LONDON (Reuters) - British luxury brand Burberry (BRBY.L) has agreed to license its fragrances and cosmetics business to Coty (COTY.N) for $162 million, plus a $63 million payment for inventory, in a deal that will help it develop new products and give it the benefit of the U.S. group’s extensive distribution network.
Best known for its British-made trenchcoats, Burberry’s beauty range is led by fragrances My Burberry and Mr Burberry, and includes cosmetics to help introduce its brand to new consumers.
The company, which took the perfume business back in house in 2013, said it would retain creative control while Coty, which counts Gucci, Hugo Boss and Calvin Klein in its portfolio, would bring its global distribution network to the table.
Chief Financial Officer Julie Brown said Burberry had repositioned the business by cutting secondary-channel sales, and it was now time to team up to develop it further.
“Coty has very broad experience of working closely with other luxury brands,” she said in an interview. “We will benefit from their deep beauty industry expertise and also their first-class distribution.”

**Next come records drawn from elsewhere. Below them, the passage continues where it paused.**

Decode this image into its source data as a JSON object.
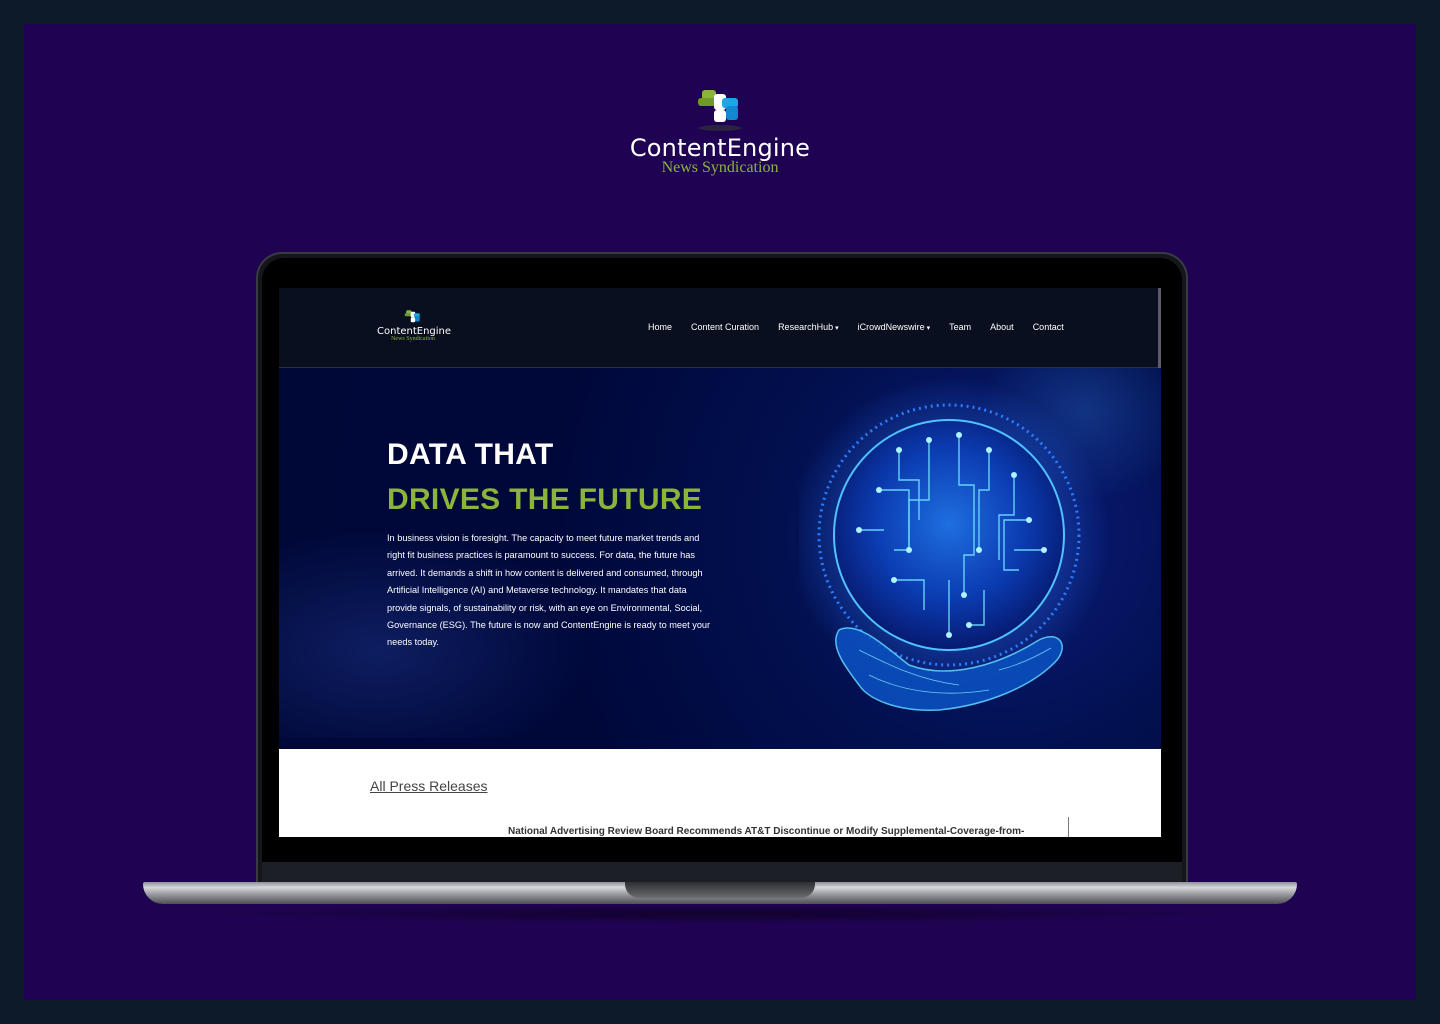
{
  "brand": {
    "name": "ContentEngine",
    "tagline": "News Syndication",
    "colors": {
      "frame": "#1f0352",
      "accent_green": "#8ab53a",
      "hero_bg": "#000838",
      "nav_bg": "#0a0f1f"
    },
    "logo_icon": "puzzle-cross-logo-icon"
  },
  "nav": {
    "items": [
      {
        "label": "Home",
        "has_dropdown": false
      },
      {
        "label": "Content Curation",
        "has_dropdown": false
      },
      {
        "label": "ResearchHub",
        "has_dropdown": true
      },
      {
        "label": "iCrowdNewswire",
        "has_dropdown": true
      },
      {
        "label": "Team",
        "has_dropdown": false
      },
      {
        "label": "About",
        "has_dropdown": false
      },
      {
        "label": "Contact",
        "has_dropdown": false
      }
    ],
    "caret": "▾"
  },
  "hero": {
    "title_line1": "DATA THAT",
    "title_line2": "DRIVES THE FUTURE",
    "description": "In business vision is foresight. The capacity to meet future market trends and right fit business practices is paramount to success. For data, the future has arrived. It demands a shift in how content is delivered and consumed, through Artificial Intelligence (AI) and Metaverse technology. It mandates that data provide signals, of sustainability or risk, with an eye on Environmental, Social, Governance (ESG). The future is now and ContentEngine is ready to meet your needs today.",
    "illustration": "circuit-globe-in-hand-icon"
  },
  "press": {
    "link_label": "All Press Releases",
    "first_item": "National Advertising Review Board Recommends AT&T Discontinue or Modify Supplemental-Coverage-from-"
  }
}
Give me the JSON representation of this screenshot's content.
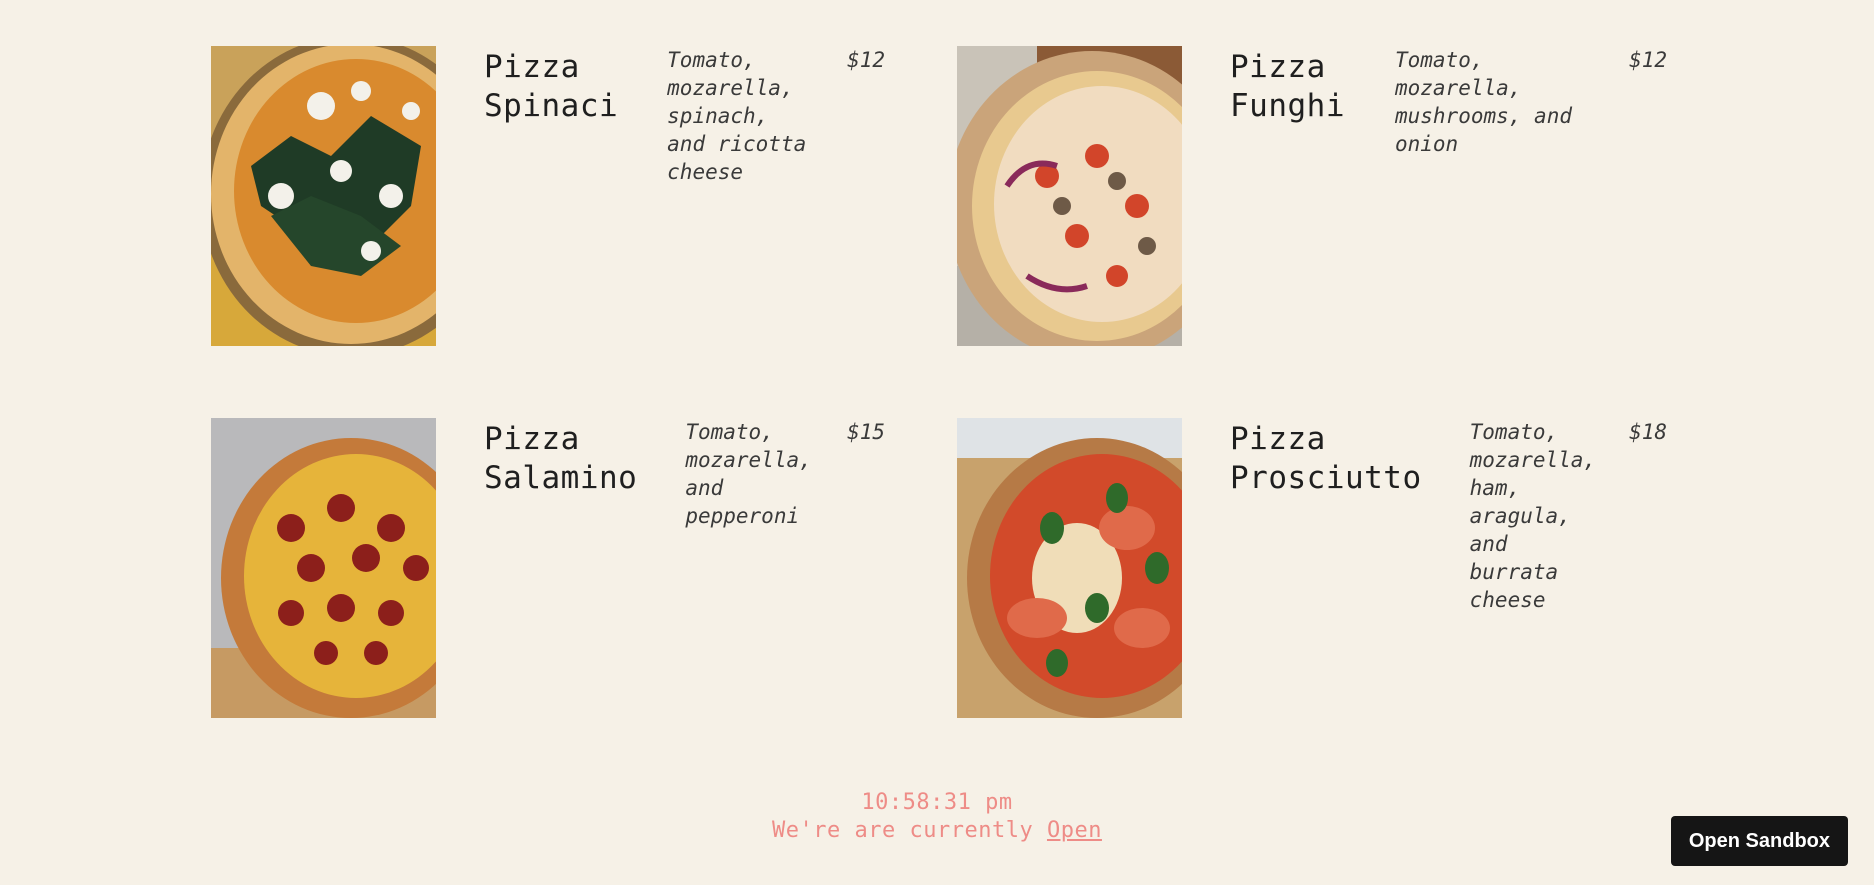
{
  "menu": {
    "items": [
      {
        "name_line1": "Pizza",
        "name_line2": "Spinaci",
        "description": "Tomato, mozarella, spinach, and ricotta cheese",
        "price": "$12",
        "image_icon": "pizza-spinaci-photo"
      },
      {
        "name_line1": "Pizza",
        "name_line2": "Funghi",
        "description": "Tomato, mozarella, mushrooms, and onion",
        "price": "$12",
        "image_icon": "pizza-funghi-photo"
      },
      {
        "name_line1": "Pizza",
        "name_line2": "Salamino",
        "description": "Tomato, mozarella, and pepperoni",
        "price": "$15",
        "image_icon": "pizza-salamino-photo"
      },
      {
        "name_line1": "Pizza",
        "name_line2": "Prosciutto",
        "description": "Tomato, mozarella, ham, aragula, and burrata cheese",
        "price": "$18",
        "image_icon": "pizza-prosciutto-photo"
      }
    ]
  },
  "footer": {
    "time": "10:58:31 pm",
    "status_prefix": "We're are currently",
    "status_link": "Open"
  },
  "sandbox_button": {
    "label": "Open Sandbox"
  },
  "colors": {
    "background": "#f6f1e7",
    "footer_text": "#ee8c87",
    "button_bg": "#151515"
  }
}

Coty will pay 130 million pounds ($163 million) for the long-term license, plus about 50 million pounds for inventory and other assets, Burberry said. It will also pay royalties from October.
Beauty contributed 7 percent of Burberry’s revenue in the first half of its 2016/17 financial year, down 17 percent on the prior period, partly as a result of the repositioning.
It launched men’s fragrance Mr Burberry a year ago and young British model Iris Law has promoted its cosmetics.
Chief Operating Officer John Smith said there was an opportunity to increase cosmetics sales, which currently account for about 8 percent of beauty sales against an industry average of a third.
“Make-up is a key recruitment tool for a luxury brand, in that the price points are a lot lower than any other product,” he said. “As a means of recruiting people into the brand, it’s perfect.”
Shares in Burberry were trading up 1 percent at 1,739 pence at 1306 GMT (9:06 a.m. ET).
Analysts at Exane BNP Paribas said they welcomed the decision to find a partner to develop the beauty business.
“In fact, we never liked the idea of Burberry managing its beauty business directly, as beauty is an FMCG (fast moving consumer goods) business where you win on the back of global reach,” they said.
Burberry said the deal would be broadly neutral to adjusted profit before tax in 2017/18 and accretive the following year.
Additional reporting by Kate Holton; Editing by Susan Thomas, Greg Mahlich